[Entries from a dataset of interfaces]
⟨

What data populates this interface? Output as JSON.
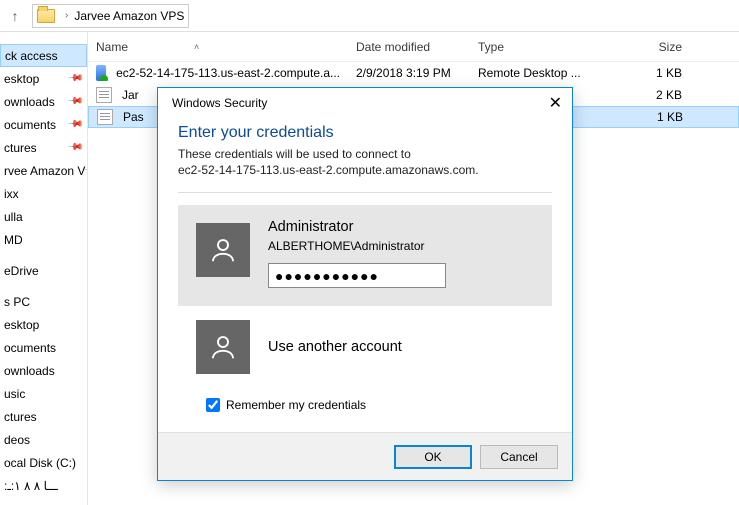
{
  "addr": {
    "folder": "Jarvee Amazon VPS"
  },
  "sidebar": {
    "groups": {
      "quick": {
        "label": "ck access",
        "items": [
          {
            "label": "esktop",
            "pin": true
          },
          {
            "label": "ownloads",
            "pin": true
          },
          {
            "label": "ocuments",
            "pin": true
          },
          {
            "label": "ctures",
            "pin": true
          },
          {
            "label": "rvee Amazon V",
            "pin": true
          },
          {
            "label": "ixx",
            "pin": false
          },
          {
            "label": "ulla",
            "pin": false
          },
          {
            "label": "MD",
            "pin": false
          }
        ]
      },
      "onedrive": {
        "label": "eDrive"
      },
      "pc": {
        "label": "s PC",
        "items": [
          {
            "label": "esktop"
          },
          {
            "label": "ocuments"
          },
          {
            "label": "ownloads"
          },
          {
            "label": "usic"
          },
          {
            "label": "ctures"
          },
          {
            "label": "deos"
          },
          {
            "label": "ocal Disk (C:)"
          },
          {
            "label": ":ـــا ٨ ٨ ١:ـ"
          }
        ]
      }
    }
  },
  "columns": {
    "name": "Name",
    "date": "Date modified",
    "type": "Type",
    "size": "Size"
  },
  "files": [
    {
      "name": "ec2-52-14-175-113.us-east-2.compute.a...",
      "date": "2/9/2018 3:19 PM",
      "type": "Remote Desktop ...",
      "size": "1 KB",
      "icon": "rdp",
      "sel": false
    },
    {
      "name": "Jar",
      "date": "",
      "type": "",
      "size": "2 KB",
      "icon": "txt",
      "sel": false
    },
    {
      "name": "Pas",
      "date": "",
      "type": "",
      "size": "1 KB",
      "icon": "txt",
      "sel": true
    }
  ],
  "dialog": {
    "title": "Windows Security",
    "heading": "Enter your credentials",
    "sub1": "These credentials will be used to connect to",
    "sub2": "ec2-52-14-175-113.us-east-2.compute.amazonaws.com.",
    "acct_name": "Administrator",
    "acct_domain": "ALBERTHOME\\Administrator",
    "password": "●●●●●●●●●●●",
    "use_other": "Use another account",
    "remember": "Remember my credentials",
    "ok": "OK",
    "cancel": "Cancel"
  }
}
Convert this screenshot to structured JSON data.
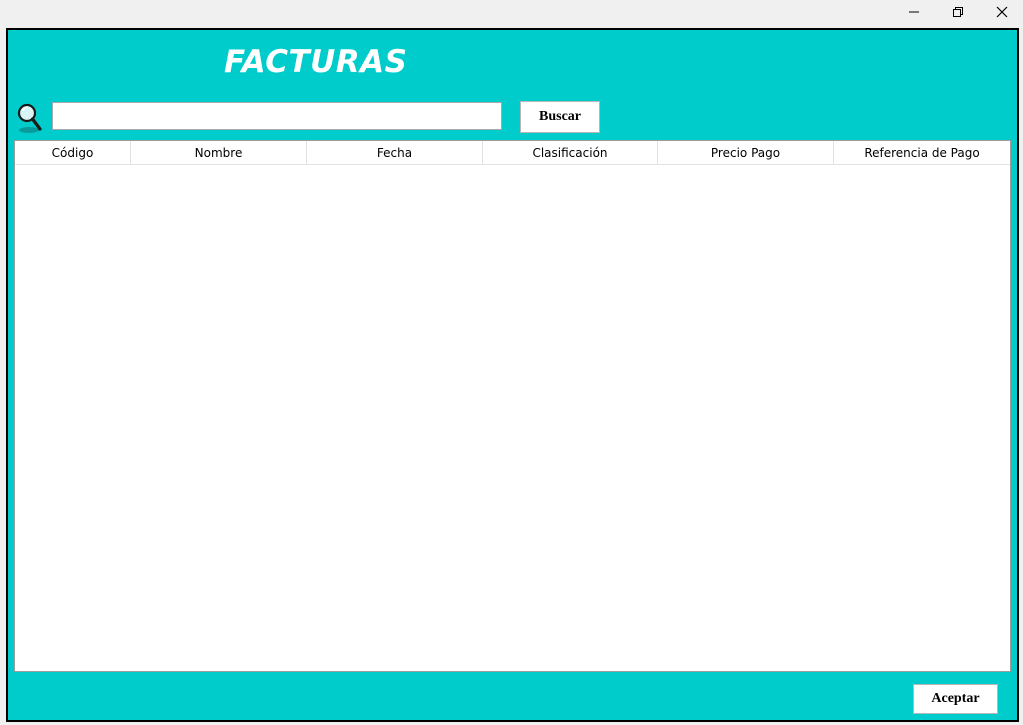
{
  "window": {
    "controls": {
      "minimize_icon": "minimize-icon",
      "restore_icon": "restore-icon",
      "close_icon": "close-icon"
    }
  },
  "header": {
    "title": "FACTURAS"
  },
  "search": {
    "value": "",
    "placeholder": "",
    "button_label": "Buscar"
  },
  "table": {
    "columns": [
      "Código",
      "Nombre",
      "Fecha",
      "Clasificación",
      "Precio Pago",
      "Referencia de Pago"
    ],
    "rows": []
  },
  "footer": {
    "accept_label": "Aceptar"
  },
  "colors": {
    "background": "#00cccc",
    "title": "#ffffff"
  }
}
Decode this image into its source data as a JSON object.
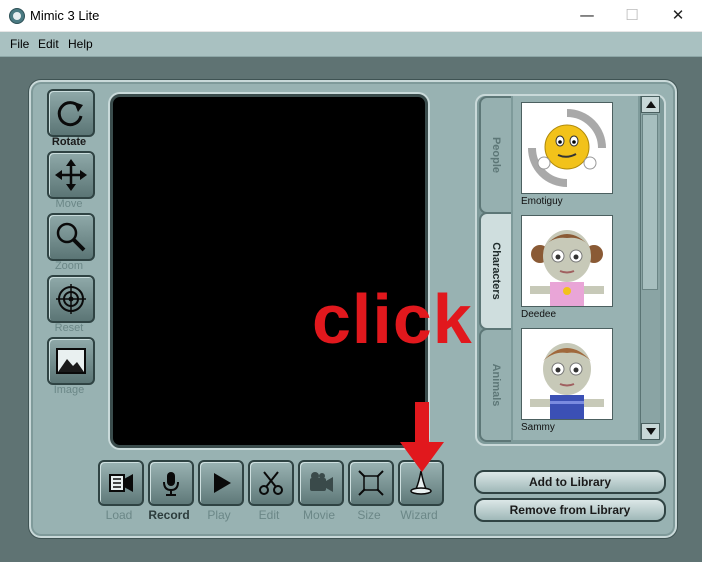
{
  "window": {
    "title": "Mimic 3 Lite",
    "minimize": "—",
    "maximize": "☐",
    "close": "✕"
  },
  "menu": [
    "File",
    "Edit",
    "Help"
  ],
  "toolbar": {
    "rotate": "Rotate",
    "move": "Move",
    "zoom": "Zoom",
    "reset": "Reset",
    "image": "Image"
  },
  "bottom_toolbar": {
    "load": "Load",
    "record": "Record",
    "play": "Play",
    "edit": "Edit",
    "movie": "Movie",
    "size": "Size",
    "wizard": "Wizard"
  },
  "library": {
    "tabs": [
      "People",
      "Characters",
      "Animals"
    ],
    "active_tab": "Characters",
    "items": [
      {
        "name": "Emotiguy"
      },
      {
        "name": "Deedee"
      },
      {
        "name": "Sammy"
      }
    ],
    "add_button": "Add to Library",
    "remove_button": "Remove from Library"
  },
  "annotation": {
    "text": "click",
    "color": "#e1181d"
  },
  "colors": {
    "panel": "#98b2b2",
    "background": "#5f7373",
    "menubar": "#a9c1c1"
  }
}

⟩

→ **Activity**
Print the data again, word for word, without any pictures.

→ **Answer section**
What data populates this interface? Output as JSON.
{
  "addr": {
    "folder": "Jarvee Amazon VPS"
  },
  "sidebar": {
    "groups": {
      "quick": {
        "label": "ck access",
        "items": [
          {
            "label": "esktop",
            "pin": true
          },
          {
            "label": "ownloads",
            "pin": true
          },
          {
            "label": "ocuments",
            "pin": true
          },
          {
            "label": "ctures",
            "pin": true
          },
          {
            "label": "rvee Amazon V",
            "pin": true
          },
          {
            "label": "ixx",
            "pin": false
          },
          {
            "label": "ulla",
            "pin": false
          },
          {
            "label": "MD",
            "pin": false
          }
        ]
      },
      "onedrive": {
        "label": "eDrive"
      },
      "pc": {
        "label": "s PC",
        "items": [
          {
            "label": "esktop"
          },
          {
            "label": "ocuments"
          },
          {
            "label": "ownloads"
          },
          {
            "label": "usic"
          },
          {
            "label": "ctures"
          },
          {
            "label": "deos"
          },
          {
            "label": "ocal Disk (C:)"
          },
          {
            "label": ":ـــا ٨ ٨ ١:ـ"
          }
        ]
      }
    }
  },
  "columns": {
    "name": "Name",
    "date": "Date modified",
    "type": "Type",
    "size": "Size"
  },
  "files": [
    {
      "name": "ec2-52-14-175-113.us-east-2.compute.a...",
      "date": "2/9/2018 3:19 PM",
      "type": "Remote Desktop ...",
      "size": "1 KB",
      "icon": "rdp",
      "sel": false
    },
    {
      "name": "Jar",
      "date": "",
      "type": "",
      "size": "2 KB",
      "icon": "txt",
      "sel": false
    },
    {
      "name": "Pas",
      "date": "",
      "type": "",
      "size": "1 KB",
      "icon": "txt",
      "sel": true
    }
  ],
  "dialog": {
    "title": "Windows Security",
    "heading": "Enter your credentials",
    "sub1": "These credentials will be used to connect to",
    "sub2": "ec2-52-14-175-113.us-east-2.compute.amazonaws.com.",
    "acct_name": "Administrator",
    "acct_domain": "ALBERTHOME\\Administrator",
    "password": "●●●●●●●●●●●",
    "use_other": "Use another account",
    "remember": "Remember my credentials",
    "ok": "OK",
    "cancel": "Cancel"
  }
}
Convert this screenshot to structured JSON data.
{
  "window": {
    "controls": {
      "minimize_icon": "minimize-icon",
      "restore_icon": "restore-icon",
      "close_icon": "close-icon"
    }
  },
  "header": {
    "title": "FACTURAS"
  },
  "search": {
    "value": "",
    "placeholder": "",
    "button_label": "Buscar"
  },
  "table": {
    "columns": [
      "Código",
      "Nombre",
      "Fecha",
      "Clasificación",
      "Precio Pago",
      "Referencia de Pago"
    ],
    "rows": []
  },
  "footer": {
    "accept_label": "Aceptar"
  },
  "colors": {
    "background": "#00cccc",
    "title": "#ffffff"
  }
}
Decode this image into its source data as a JSON object.
{
  "window": {
    "title": "Mimic 3 Lite",
    "minimize": "—",
    "maximize": "☐",
    "close": "✕"
  },
  "menu": [
    "File",
    "Edit",
    "Help"
  ],
  "toolbar": {
    "rotate": "Rotate",
    "move": "Move",
    "zoom": "Zoom",
    "reset": "Reset",
    "image": "Image"
  },
  "bottom_toolbar": {
    "load": "Load",
    "record": "Record",
    "play": "Play",
    "edit": "Edit",
    "movie": "Movie",
    "size": "Size",
    "wizard": "Wizard"
  },
  "library": {
    "tabs": [
      "People",
      "Characters",
      "Animals"
    ],
    "active_tab": "Characters",
    "items": [
      {
        "name": "Emotiguy"
      },
      {
        "name": "Deedee"
      },
      {
        "name": "Sammy"
      }
    ],
    "add_button": "Add to Library",
    "remove_button": "Remove from Library"
  },
  "annotation": {
    "text": "click",
    "color": "#e1181d"
  },
  "colors": {
    "panel": "#98b2b2",
    "background": "#5f7373",
    "menubar": "#a9c1c1"
  }
}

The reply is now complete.